(App and web page records)
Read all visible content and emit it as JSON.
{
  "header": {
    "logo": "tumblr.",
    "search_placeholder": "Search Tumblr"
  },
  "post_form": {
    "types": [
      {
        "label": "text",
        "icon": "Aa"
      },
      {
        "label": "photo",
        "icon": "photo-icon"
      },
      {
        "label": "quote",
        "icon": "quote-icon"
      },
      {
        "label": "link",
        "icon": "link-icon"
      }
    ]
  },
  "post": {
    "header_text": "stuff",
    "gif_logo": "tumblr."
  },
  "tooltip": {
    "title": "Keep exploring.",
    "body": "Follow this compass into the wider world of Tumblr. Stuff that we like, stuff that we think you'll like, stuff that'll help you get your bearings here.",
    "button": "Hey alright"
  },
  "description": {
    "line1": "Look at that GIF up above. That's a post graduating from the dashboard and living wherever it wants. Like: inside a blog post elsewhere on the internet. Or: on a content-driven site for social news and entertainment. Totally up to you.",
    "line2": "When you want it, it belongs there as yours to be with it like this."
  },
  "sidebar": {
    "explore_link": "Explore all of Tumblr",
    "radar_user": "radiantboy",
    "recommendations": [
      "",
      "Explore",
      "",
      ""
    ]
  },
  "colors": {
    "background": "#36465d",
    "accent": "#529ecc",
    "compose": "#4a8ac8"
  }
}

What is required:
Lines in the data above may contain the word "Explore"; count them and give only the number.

Worked solution:
2